[Website and app data records]
━━━━
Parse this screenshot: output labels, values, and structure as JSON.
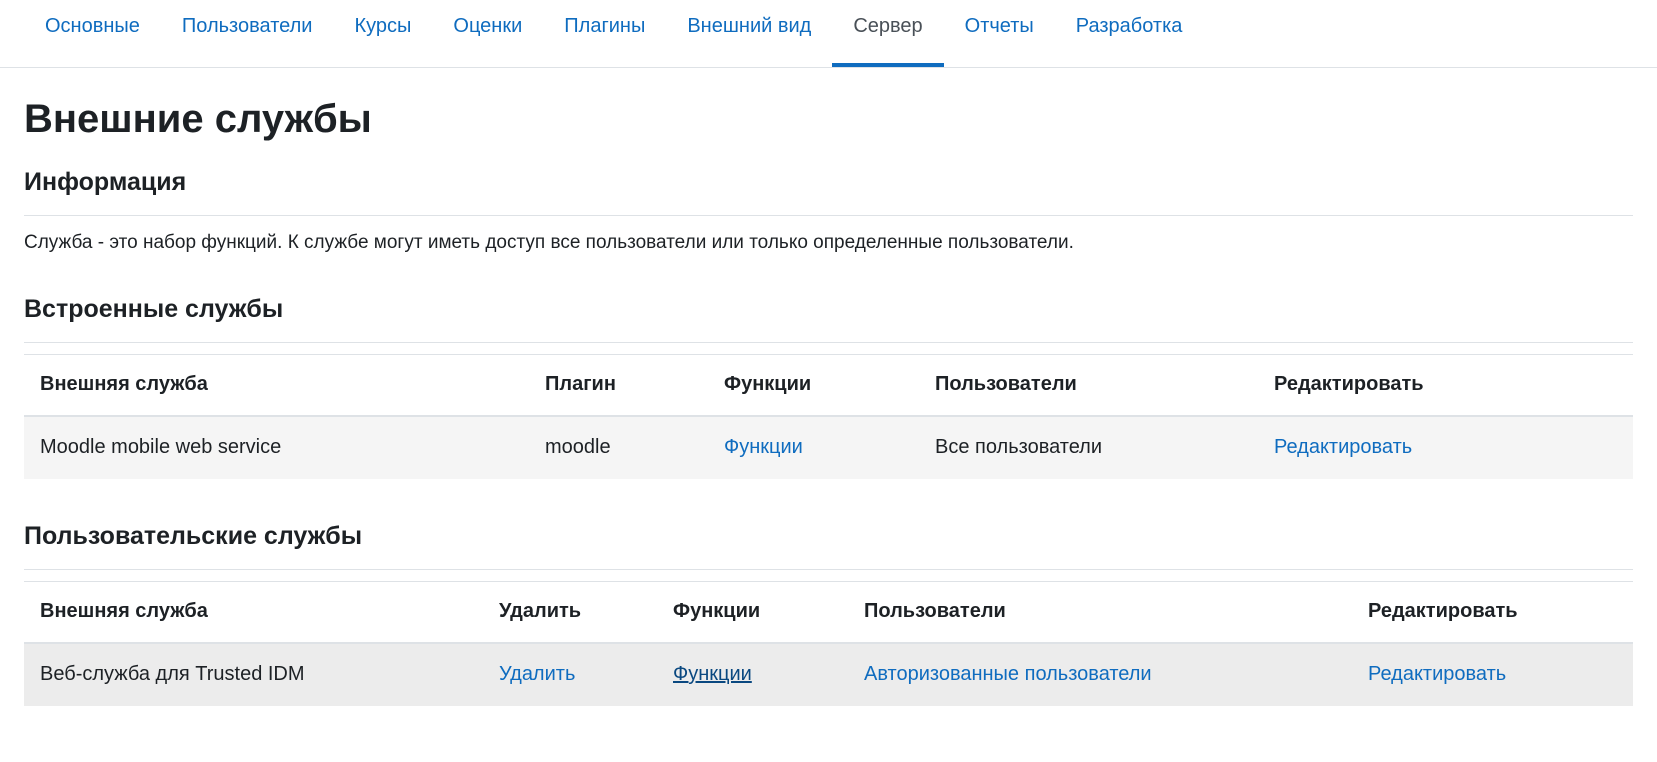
{
  "nav": {
    "tabs": [
      {
        "label": "Основные"
      },
      {
        "label": "Пользователи"
      },
      {
        "label": "Курсы"
      },
      {
        "label": "Оценки"
      },
      {
        "label": "Плагины"
      },
      {
        "label": "Внешний вид"
      },
      {
        "label": "Сервер"
      },
      {
        "label": "Отчеты"
      },
      {
        "label": "Разработка"
      }
    ],
    "active_tab": "Сервер"
  },
  "page": {
    "title": "Внешние службы"
  },
  "info": {
    "heading": "Информация",
    "text": "Служба - это набор функций. К службе могут иметь доступ все пользователи или только определенные пользователи."
  },
  "builtin": {
    "heading": "Встроенные службы",
    "columns": [
      "Внешняя служба",
      "Плагин",
      "Функции",
      "Пользователи",
      "Редактировать"
    ],
    "rows": [
      {
        "service": "Moodle mobile web service",
        "plugin": "moodle",
        "functions": "Функции",
        "users": "Все пользователи",
        "edit": "Редактировать"
      }
    ]
  },
  "custom": {
    "heading": "Пользовательские службы",
    "columns": [
      "Внешняя служба",
      "Удалить",
      "Функции",
      "Пользователи",
      "Редактировать"
    ],
    "rows": [
      {
        "service": "Веб-служба для Trusted IDM",
        "delete": "Удалить",
        "functions": "Функции",
        "users": "Авторизованные пользователи",
        "edit": "Редактировать"
      }
    ]
  },
  "colors": {
    "link": "#0f6cbf",
    "text": "#1d2125",
    "active_tab_text": "#495057",
    "row_stripe": "#f5f5f5"
  }
}
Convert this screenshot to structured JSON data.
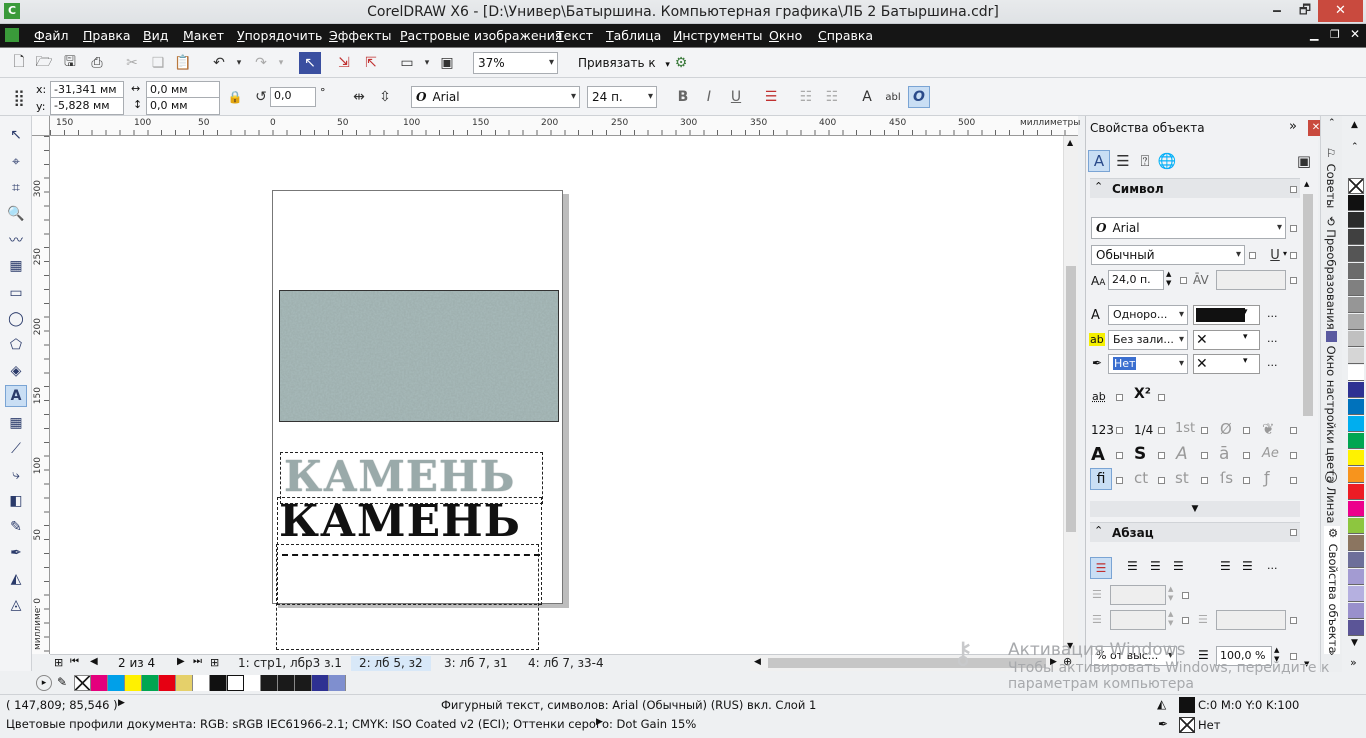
{
  "title_bar": {
    "title": "CorelDRAW X6 - [D:\\Универ\\Батыршина. Компьютерная графика\\ЛБ 2 Батыршина.cdr]",
    "minimize": "🗕",
    "maximize": "🗗",
    "close": "✕"
  },
  "menu": [
    "Файл",
    "Правка",
    "Вид",
    "Макет",
    "Упорядочить",
    "Эффекты",
    "Растровые изображения",
    "Текст",
    "Таблица",
    "Инструменты",
    "Окно",
    "Справка"
  ],
  "standard_bar": {
    "zoom": "37%",
    "snap_label": "Привязать к"
  },
  "property_bar": {
    "x_label": "x:",
    "x_value": "-31,341 мм",
    "y_label": "y:",
    "y_value": "-5,828 мм",
    "w_value": "0,0 мм",
    "h_value": "0,0 мм",
    "rotation_value": "0,0",
    "degree": "°",
    "font_name": "Arial",
    "font_size": "24 п."
  },
  "ruler": {
    "h_ticks": [
      "150",
      "100",
      "50",
      "0",
      "50",
      "100",
      "150",
      "200",
      "250",
      "300",
      "350",
      "400",
      "450",
      "500"
    ],
    "h_unit": "миллиметры",
    "v_ticks": [
      "300",
      "250",
      "200",
      "150",
      "100",
      "50",
      "0"
    ],
    "v_unit": "миллиметры"
  },
  "canvas": {
    "text_texture": "КАМЕНЬ",
    "text_black": "КАМЕНЬ"
  },
  "page_nav": {
    "counter": "2 из 4",
    "tabs": [
      "1: стр1, лбр3 з.1",
      "2: лб 5, з2",
      "3: лб 7, з1",
      "4: лб 7, з3-4"
    ],
    "active_tab": 1
  },
  "palette_bar": {
    "colors": [
      "#ffffff",
      "#e4007d",
      "#00a0e9",
      "#fff100",
      "#00a651",
      "#e60012",
      "#e5d06a",
      "#ffffff",
      "#111111",
      "#ffffff",
      "#ffffff",
      "#1a1a1a",
      "#1a1a1a",
      "#1a1a1a",
      "#1a1a1a",
      "#2e3192",
      "#7f8fcf"
    ]
  },
  "status": {
    "coords": "( 147,809; 85,546 )",
    "info": "Фигурный текст, символов: Arial (Обычный) (RUS) вкл. Слой 1",
    "profiles": "Цветовые профили документа: RGB: sRGB IEC61966-2.1; CMYK: ISO Coated v2 (ECI); Оттенки серого: Dot Gain 15%",
    "fill": "C:0 M:0 Y:0 K:100",
    "outline": "Нет"
  },
  "docker": {
    "title": "Свойства объекта",
    "char_section": "Символ",
    "font": "Arial",
    "style": "Обычный",
    "size": "24,0 п.",
    "fill_type": "Одноро...",
    "bg_type": "Без зали...",
    "outline_type": "Нет",
    "para_section": "Абзац",
    "para_spacing": "% от выс...",
    "para_percent": "100,0 %",
    "sup_label": "X²",
    "num_labels": [
      "123",
      "1/4",
      "1st"
    ]
  },
  "dock_tabs": [
    "Советы",
    "Преобразования",
    "Окно настройки цвета",
    "Линза",
    "Свойства объекта"
  ],
  "right_palette": [
    "#ffffff",
    "#111111",
    "#2b2b2b",
    "#404040",
    "#555555",
    "#6b6b6b",
    "#808080",
    "#969696",
    "#ababab",
    "#c0c0c0",
    "#d6d6d6",
    "#ebebeb",
    "#ffffff",
    "#2e3192",
    "#0072bc",
    "#00aeef",
    "#00a651",
    "#fff200",
    "#f7941d",
    "#ed1c24",
    "#ec008c",
    "#8dc63f",
    "#f26522",
    "#8b7560",
    "#6d6f9a",
    "#a39bd2",
    "#b5b0e0",
    "#c7c3ea",
    "#9990cc",
    "#7b74b8",
    "#5b5597"
  ],
  "watermark": {
    "line1": "Активация Windows",
    "line2": "Чтобы активировать Windows, перейдите к",
    "line3": "параметрам компьютера"
  }
}
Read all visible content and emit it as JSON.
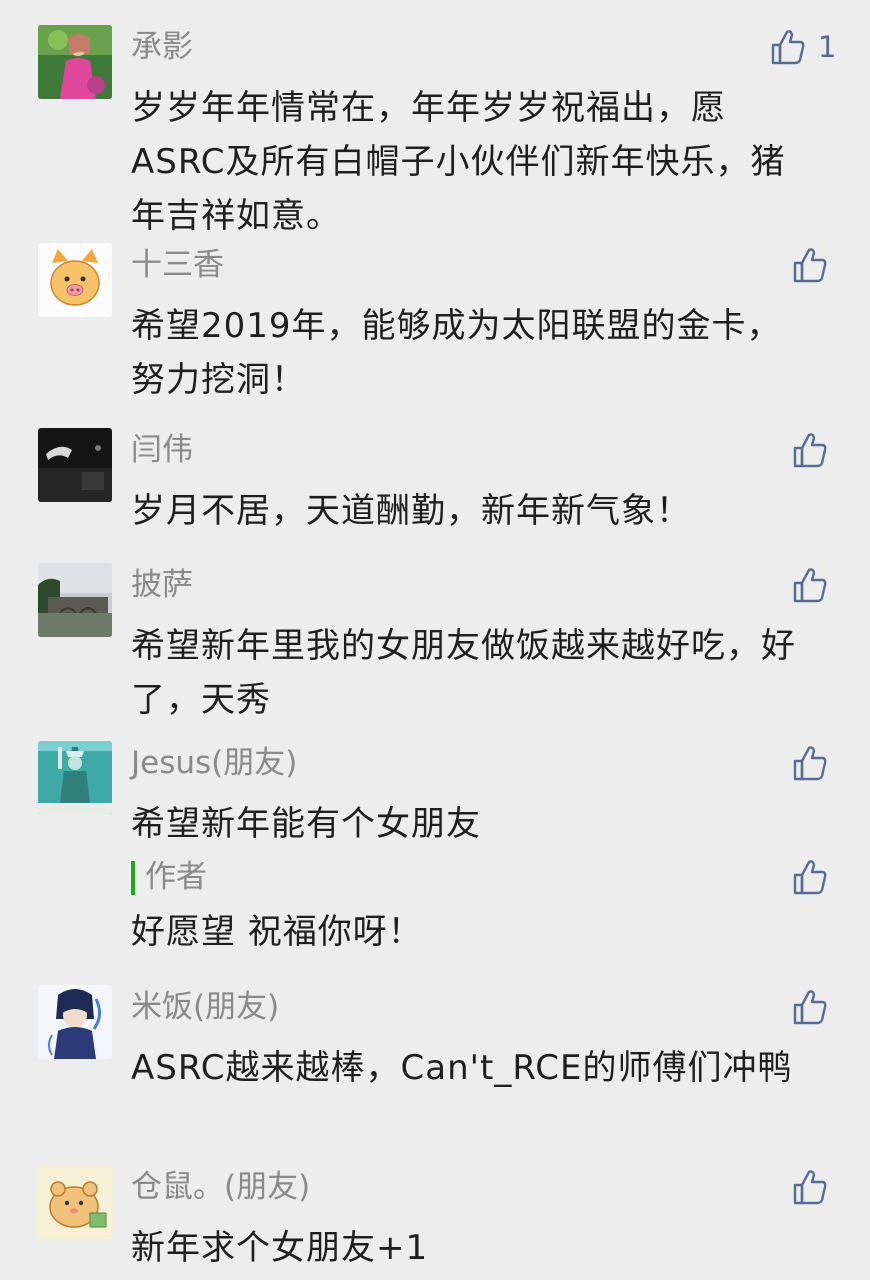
{
  "comments": [
    {
      "name": "承影",
      "text": "岁岁年年情常在，年年岁岁祝福出，愿ASRC及所有白帽子小伙伴们新年快乐，猪年吉祥如意。",
      "like_count": "1",
      "avatar": "photo-woman-pink-dress"
    },
    {
      "name": "十三香",
      "text": "希望2019年，能够成为太阳联盟的金卡，努力挖洞！",
      "avatar": "cartoon-pig"
    },
    {
      "name": "闫伟",
      "text": "岁月不居，天道酬勤，新年新气象！",
      "avatar": "dark-night-photo"
    },
    {
      "name": "披萨",
      "text": "希望新年里我的女朋友做饭越来越好吃，好了，天秀",
      "avatar": "landscape-photo"
    },
    {
      "name": "Jesus(朋友)",
      "text": "希望新年能有个女朋友",
      "avatar": "statue-of-liberty-art",
      "author_reply": {
        "label": "作者",
        "text": "好愿望 祝福你呀！"
      }
    },
    {
      "name": "米饭(朋友)",
      "text": "ASRC越来越棒，Can't_RCE的师傅们冲鸭",
      "avatar": "anime-character"
    },
    {
      "name": "仓鼠。(朋友)",
      "text": "新年求个女朋友+1",
      "avatar": "hamster-cartoon"
    }
  ],
  "colors": {
    "background": "#ededed",
    "name": "#8a8a8a",
    "text": "#1f1f1f",
    "like": "#576b95",
    "author_bar": "#1aad19"
  },
  "icons": {
    "like": "thumbs-up-icon"
  }
}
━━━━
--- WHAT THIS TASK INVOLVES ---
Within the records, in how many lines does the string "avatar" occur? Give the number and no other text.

--- OUTPUT OF THE EXERCISE ---
7